The ambition of the Khachapuri index is different because there aren’t as many countries between which to compare Khachapuri prices. As a matter of fact, few who haven’t been to the Caucasus are likely to know about this traditional Georgian dish, not mentioning that it comes in various sorts and appearances.

Khachapuri is a cheese pie at least as widespread in Georgia as pizza is elsewhere. Check this article entitled “Georgia’s Cheese Bread Might Be Better Than Pizza” (1).

Adjarian Khachapuri Batumi  

Photo: The best Adjarian Khachapuri in Georgia!

The Policy Institute of the International School of Economics at Tbilisi State University (ISET) defines the Khachapuri index as the average cost of cooking one standard Imeretian Khachapuri. The evolution of this cost is indicative of inflation and economic trends in the country.

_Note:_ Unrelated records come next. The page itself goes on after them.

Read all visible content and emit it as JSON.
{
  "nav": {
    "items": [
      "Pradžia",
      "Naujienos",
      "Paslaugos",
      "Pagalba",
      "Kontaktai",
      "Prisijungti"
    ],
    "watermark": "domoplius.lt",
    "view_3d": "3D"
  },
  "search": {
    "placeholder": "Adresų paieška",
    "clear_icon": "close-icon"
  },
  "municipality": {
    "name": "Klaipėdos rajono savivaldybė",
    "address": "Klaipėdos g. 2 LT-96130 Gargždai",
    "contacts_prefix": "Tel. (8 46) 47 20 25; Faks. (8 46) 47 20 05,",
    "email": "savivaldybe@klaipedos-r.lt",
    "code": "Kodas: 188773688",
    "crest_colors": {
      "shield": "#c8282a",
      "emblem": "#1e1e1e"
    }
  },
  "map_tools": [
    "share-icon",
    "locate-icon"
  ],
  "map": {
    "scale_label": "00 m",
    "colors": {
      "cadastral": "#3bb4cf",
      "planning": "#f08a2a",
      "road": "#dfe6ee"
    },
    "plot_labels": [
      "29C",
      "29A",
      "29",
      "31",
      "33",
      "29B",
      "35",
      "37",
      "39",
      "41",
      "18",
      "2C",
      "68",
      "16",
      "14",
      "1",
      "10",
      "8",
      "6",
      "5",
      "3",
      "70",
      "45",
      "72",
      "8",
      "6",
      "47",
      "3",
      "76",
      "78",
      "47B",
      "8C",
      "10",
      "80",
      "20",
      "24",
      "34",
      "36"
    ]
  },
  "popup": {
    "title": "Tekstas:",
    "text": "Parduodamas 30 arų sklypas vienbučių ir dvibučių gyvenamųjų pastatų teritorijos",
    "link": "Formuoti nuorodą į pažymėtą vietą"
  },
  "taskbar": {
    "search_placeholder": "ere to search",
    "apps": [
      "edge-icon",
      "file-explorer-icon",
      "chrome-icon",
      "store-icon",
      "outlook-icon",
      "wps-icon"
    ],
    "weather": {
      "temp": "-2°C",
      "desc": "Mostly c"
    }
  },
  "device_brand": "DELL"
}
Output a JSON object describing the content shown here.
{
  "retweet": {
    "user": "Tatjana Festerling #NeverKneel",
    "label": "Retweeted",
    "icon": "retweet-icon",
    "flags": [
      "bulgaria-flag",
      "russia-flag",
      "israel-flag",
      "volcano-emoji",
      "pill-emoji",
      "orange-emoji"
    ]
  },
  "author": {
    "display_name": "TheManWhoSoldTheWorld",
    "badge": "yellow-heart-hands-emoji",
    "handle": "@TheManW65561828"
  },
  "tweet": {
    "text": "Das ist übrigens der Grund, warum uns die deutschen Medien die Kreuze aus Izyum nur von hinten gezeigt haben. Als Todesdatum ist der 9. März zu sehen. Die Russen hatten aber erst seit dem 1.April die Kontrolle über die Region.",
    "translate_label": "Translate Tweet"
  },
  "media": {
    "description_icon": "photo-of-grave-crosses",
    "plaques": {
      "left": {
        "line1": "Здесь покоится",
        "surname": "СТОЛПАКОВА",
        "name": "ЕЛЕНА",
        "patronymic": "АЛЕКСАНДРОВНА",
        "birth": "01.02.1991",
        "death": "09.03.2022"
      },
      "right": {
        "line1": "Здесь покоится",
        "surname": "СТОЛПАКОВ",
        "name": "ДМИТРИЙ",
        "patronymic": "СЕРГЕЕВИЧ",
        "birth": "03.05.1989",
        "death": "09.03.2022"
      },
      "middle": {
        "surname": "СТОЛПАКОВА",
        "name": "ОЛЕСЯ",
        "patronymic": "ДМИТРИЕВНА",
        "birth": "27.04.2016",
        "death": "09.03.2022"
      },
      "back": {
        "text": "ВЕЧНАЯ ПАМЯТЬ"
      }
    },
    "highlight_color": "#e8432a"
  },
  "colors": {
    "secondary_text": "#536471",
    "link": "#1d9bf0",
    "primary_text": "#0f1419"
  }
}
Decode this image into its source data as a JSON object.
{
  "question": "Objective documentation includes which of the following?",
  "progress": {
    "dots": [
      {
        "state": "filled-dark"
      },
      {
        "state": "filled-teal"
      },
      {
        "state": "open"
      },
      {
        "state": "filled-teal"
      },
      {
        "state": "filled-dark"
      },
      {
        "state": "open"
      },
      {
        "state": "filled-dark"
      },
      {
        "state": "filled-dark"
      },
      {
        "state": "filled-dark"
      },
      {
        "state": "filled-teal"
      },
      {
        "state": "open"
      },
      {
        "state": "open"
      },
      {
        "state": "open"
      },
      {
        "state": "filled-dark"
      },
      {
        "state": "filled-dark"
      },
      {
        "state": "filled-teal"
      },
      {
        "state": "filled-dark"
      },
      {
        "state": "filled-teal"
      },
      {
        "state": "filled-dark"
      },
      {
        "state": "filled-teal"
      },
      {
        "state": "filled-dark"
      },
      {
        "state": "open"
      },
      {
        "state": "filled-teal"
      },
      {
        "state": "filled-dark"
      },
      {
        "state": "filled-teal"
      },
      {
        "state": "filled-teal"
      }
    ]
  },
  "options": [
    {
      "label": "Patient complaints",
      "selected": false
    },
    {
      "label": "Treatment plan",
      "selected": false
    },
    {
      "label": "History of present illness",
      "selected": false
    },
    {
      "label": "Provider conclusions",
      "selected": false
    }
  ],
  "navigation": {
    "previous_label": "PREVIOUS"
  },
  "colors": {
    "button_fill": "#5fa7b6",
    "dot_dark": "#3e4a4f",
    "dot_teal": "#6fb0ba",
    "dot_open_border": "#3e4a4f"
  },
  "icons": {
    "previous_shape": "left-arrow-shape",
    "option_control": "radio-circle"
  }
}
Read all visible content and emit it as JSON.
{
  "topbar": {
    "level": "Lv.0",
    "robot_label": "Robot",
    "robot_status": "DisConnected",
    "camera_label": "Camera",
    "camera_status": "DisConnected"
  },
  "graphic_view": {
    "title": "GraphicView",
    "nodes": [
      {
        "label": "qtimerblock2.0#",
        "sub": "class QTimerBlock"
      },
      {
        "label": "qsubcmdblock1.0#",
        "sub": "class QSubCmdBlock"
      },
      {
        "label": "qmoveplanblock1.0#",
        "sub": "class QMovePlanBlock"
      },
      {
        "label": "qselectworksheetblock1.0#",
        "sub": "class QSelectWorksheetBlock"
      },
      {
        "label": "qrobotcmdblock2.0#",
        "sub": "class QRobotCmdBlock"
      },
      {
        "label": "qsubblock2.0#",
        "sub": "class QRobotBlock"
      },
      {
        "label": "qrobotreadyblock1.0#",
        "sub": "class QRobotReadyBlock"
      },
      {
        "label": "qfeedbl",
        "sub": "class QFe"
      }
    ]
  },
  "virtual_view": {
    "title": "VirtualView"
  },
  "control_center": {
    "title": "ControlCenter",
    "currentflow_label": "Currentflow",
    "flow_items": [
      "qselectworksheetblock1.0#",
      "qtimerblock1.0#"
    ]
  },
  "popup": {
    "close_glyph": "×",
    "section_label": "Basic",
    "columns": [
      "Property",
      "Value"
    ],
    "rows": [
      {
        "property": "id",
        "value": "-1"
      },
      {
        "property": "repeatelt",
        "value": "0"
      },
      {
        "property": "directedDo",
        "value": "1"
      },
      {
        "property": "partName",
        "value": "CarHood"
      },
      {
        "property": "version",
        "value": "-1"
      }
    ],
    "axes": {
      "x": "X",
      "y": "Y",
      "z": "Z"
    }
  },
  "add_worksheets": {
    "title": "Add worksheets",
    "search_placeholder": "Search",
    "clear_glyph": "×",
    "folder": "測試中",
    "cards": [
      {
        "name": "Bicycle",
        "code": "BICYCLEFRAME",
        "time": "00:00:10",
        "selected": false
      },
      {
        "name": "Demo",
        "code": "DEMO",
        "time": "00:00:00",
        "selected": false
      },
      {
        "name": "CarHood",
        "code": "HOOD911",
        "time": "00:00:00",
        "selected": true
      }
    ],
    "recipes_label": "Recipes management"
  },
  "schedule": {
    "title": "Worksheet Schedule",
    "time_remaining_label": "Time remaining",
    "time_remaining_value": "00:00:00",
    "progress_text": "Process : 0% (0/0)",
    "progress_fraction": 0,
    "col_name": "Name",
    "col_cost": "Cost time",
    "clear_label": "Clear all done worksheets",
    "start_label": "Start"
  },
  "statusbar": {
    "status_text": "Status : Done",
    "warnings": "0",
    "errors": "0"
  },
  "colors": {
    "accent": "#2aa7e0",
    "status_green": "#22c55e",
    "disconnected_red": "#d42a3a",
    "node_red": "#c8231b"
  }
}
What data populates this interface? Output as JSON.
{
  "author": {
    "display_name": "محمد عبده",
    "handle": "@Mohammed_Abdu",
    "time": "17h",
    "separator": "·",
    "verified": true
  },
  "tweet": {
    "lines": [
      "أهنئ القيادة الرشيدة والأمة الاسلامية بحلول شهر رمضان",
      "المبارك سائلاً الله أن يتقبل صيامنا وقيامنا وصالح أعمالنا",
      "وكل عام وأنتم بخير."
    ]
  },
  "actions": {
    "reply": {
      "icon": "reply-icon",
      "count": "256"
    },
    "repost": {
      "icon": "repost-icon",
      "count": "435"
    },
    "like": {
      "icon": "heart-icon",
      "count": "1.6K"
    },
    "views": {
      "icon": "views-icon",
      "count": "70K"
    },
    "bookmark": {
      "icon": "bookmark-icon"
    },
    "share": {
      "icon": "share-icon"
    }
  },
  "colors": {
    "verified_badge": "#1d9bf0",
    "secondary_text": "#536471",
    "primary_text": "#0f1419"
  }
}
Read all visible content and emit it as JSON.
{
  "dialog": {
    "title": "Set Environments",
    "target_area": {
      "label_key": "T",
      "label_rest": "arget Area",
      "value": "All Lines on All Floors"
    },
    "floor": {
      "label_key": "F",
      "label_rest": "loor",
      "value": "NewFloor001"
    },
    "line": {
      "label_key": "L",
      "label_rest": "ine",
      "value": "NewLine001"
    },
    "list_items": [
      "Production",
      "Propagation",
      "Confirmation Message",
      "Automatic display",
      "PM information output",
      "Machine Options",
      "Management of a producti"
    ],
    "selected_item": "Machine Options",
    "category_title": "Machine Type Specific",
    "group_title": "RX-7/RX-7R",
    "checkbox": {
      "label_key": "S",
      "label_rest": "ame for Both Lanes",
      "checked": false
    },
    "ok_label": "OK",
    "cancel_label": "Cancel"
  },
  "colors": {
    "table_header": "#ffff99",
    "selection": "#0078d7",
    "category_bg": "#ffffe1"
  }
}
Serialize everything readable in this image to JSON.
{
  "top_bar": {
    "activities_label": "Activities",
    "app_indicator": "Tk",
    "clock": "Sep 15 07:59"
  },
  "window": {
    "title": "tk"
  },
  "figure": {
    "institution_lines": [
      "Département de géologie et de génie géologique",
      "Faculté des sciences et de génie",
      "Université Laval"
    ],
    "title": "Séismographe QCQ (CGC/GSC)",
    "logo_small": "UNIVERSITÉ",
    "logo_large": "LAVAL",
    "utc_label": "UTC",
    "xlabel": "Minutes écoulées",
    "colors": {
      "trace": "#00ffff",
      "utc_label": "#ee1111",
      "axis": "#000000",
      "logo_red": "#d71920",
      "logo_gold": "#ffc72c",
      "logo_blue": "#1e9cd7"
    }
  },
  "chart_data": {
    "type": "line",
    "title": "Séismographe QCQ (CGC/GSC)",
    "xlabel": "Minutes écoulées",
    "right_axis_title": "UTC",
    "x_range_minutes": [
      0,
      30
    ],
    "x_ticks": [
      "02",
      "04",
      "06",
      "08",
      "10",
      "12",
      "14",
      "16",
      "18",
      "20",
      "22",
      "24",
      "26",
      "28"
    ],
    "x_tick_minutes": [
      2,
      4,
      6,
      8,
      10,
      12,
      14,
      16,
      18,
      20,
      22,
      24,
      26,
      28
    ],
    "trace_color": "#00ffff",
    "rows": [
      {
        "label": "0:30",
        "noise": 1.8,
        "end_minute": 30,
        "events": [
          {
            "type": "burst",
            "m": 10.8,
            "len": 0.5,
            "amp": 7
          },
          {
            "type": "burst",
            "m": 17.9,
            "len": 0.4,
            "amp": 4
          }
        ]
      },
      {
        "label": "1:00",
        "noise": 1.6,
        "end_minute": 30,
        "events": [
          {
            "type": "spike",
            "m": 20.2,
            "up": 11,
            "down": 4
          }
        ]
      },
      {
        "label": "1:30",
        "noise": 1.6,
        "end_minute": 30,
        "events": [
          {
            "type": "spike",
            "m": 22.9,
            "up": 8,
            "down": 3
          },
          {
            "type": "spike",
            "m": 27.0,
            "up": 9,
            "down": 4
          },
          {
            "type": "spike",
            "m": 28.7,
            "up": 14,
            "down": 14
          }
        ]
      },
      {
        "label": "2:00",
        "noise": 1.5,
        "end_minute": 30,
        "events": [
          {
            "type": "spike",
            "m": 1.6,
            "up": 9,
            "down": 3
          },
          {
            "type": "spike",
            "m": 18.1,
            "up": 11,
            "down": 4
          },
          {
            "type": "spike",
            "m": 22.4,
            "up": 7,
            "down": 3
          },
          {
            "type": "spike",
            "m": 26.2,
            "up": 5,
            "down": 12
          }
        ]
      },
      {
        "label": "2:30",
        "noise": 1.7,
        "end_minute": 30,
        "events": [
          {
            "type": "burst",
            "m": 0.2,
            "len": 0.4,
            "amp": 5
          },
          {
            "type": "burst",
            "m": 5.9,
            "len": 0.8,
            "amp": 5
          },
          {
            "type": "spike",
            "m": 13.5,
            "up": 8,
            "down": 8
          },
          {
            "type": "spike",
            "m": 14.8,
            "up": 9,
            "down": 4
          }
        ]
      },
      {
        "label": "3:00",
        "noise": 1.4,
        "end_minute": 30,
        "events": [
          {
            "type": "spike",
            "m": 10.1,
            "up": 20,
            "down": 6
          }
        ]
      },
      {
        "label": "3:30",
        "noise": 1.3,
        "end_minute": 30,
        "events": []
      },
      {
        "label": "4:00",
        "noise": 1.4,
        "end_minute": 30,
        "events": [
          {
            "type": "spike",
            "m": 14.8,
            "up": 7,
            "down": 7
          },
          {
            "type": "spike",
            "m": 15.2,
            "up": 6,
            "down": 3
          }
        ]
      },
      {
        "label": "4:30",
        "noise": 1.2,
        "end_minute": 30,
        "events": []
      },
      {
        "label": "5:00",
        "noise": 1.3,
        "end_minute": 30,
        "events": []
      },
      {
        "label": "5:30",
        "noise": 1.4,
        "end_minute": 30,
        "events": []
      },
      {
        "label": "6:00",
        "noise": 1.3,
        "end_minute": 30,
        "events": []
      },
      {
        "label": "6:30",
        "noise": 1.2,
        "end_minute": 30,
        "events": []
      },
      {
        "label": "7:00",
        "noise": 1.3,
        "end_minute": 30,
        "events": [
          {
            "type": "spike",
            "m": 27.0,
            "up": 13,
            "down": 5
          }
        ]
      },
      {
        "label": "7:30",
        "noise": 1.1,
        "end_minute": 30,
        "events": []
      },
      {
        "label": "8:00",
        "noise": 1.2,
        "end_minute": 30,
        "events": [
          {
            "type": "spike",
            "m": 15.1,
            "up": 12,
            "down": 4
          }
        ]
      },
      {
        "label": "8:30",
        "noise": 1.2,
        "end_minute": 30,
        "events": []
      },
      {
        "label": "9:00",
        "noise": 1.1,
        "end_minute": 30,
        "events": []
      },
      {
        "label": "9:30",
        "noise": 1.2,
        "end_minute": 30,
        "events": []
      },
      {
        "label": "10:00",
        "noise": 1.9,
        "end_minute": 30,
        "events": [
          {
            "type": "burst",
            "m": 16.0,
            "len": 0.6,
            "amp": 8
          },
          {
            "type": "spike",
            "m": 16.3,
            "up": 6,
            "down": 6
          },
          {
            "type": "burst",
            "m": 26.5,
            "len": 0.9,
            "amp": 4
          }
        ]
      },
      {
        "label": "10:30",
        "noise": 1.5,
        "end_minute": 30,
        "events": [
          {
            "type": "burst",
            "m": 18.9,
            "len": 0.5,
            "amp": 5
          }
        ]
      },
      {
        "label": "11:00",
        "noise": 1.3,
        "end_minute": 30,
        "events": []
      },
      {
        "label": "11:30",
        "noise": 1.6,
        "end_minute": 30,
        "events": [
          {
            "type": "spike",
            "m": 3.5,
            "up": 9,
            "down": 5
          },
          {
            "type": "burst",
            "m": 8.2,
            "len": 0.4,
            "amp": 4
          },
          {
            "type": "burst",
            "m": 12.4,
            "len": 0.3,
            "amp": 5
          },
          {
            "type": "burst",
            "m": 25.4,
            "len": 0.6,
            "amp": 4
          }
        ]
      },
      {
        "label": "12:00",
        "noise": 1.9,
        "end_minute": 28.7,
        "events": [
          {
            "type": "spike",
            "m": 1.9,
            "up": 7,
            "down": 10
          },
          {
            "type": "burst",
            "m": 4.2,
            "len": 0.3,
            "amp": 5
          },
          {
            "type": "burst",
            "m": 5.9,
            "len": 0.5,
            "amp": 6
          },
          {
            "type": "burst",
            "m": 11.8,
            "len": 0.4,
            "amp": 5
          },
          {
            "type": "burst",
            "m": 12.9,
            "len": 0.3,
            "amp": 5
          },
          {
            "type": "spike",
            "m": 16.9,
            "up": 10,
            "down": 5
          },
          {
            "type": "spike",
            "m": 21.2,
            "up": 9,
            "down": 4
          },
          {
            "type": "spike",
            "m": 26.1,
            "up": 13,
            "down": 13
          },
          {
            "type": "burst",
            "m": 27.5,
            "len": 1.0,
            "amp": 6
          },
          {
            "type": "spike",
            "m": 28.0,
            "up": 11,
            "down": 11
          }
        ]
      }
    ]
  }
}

The basket of goods for calculating the index comprises only the ingredients necessary for its preparation (flour, cheese, yeast, eggs, and butter) and its energy costs (gas and electricity).

The homepage of the index is http://www.iset-pi.ge/index.php/khachapuri-index. The average cost of cooking one standard Imeretian Khachapuri in November 2014 was 3.34 GEL. In March 2015, this cost dropped to 3.15 GEL, driven down by the expected seasonal decline in cheese prices: increase of the supply of fresh milk and lower demand during the fasting period preceding Easter. Year on Year, the overall average cost of preparing an Imeruli Khachapuri fell 3.1%. Prices fell for locally produces goods (egg and cheese, cheese is the most expensive ingredient) but increased for imported ones (yeast, butter, flour) following an upward trend of the US dollar against the lari (GEL).(2)


(1) http://munchies.vice.com/articles/georgias-cheese-bread-might-be-better-than-pizza
(2) At the time of writing, the new website of the Policy Institute of ISET is under construction. We report on the updated version of the index published on April 6th, not available at the time of writing on the website of the institute but cached by search engines:
– http://www.iset­-pi.ge/index.php?article_id=415, retrieved on April 27th, 2015 from http://webcache.googleusercontent.com/search?q=cache:IePk4kvvkN0J:www.iset-pi.ge/index.php%3Farticle_id%3D415+&cd=1&hl=en&ct=clnk&gl=ge
– http://www.iset-pi.ge/index.php?article_id=1369&clang=0, retrieved on April 27th, 2015 from http://webcache.googleusercontent.com/search?q=cache:GlH4uhW98F8J:www.iset-pi.ge/index.php%3Farticle_id%3D1369%26clang%3D0+&cd=2&hl=en&ct=clnk&gl=ge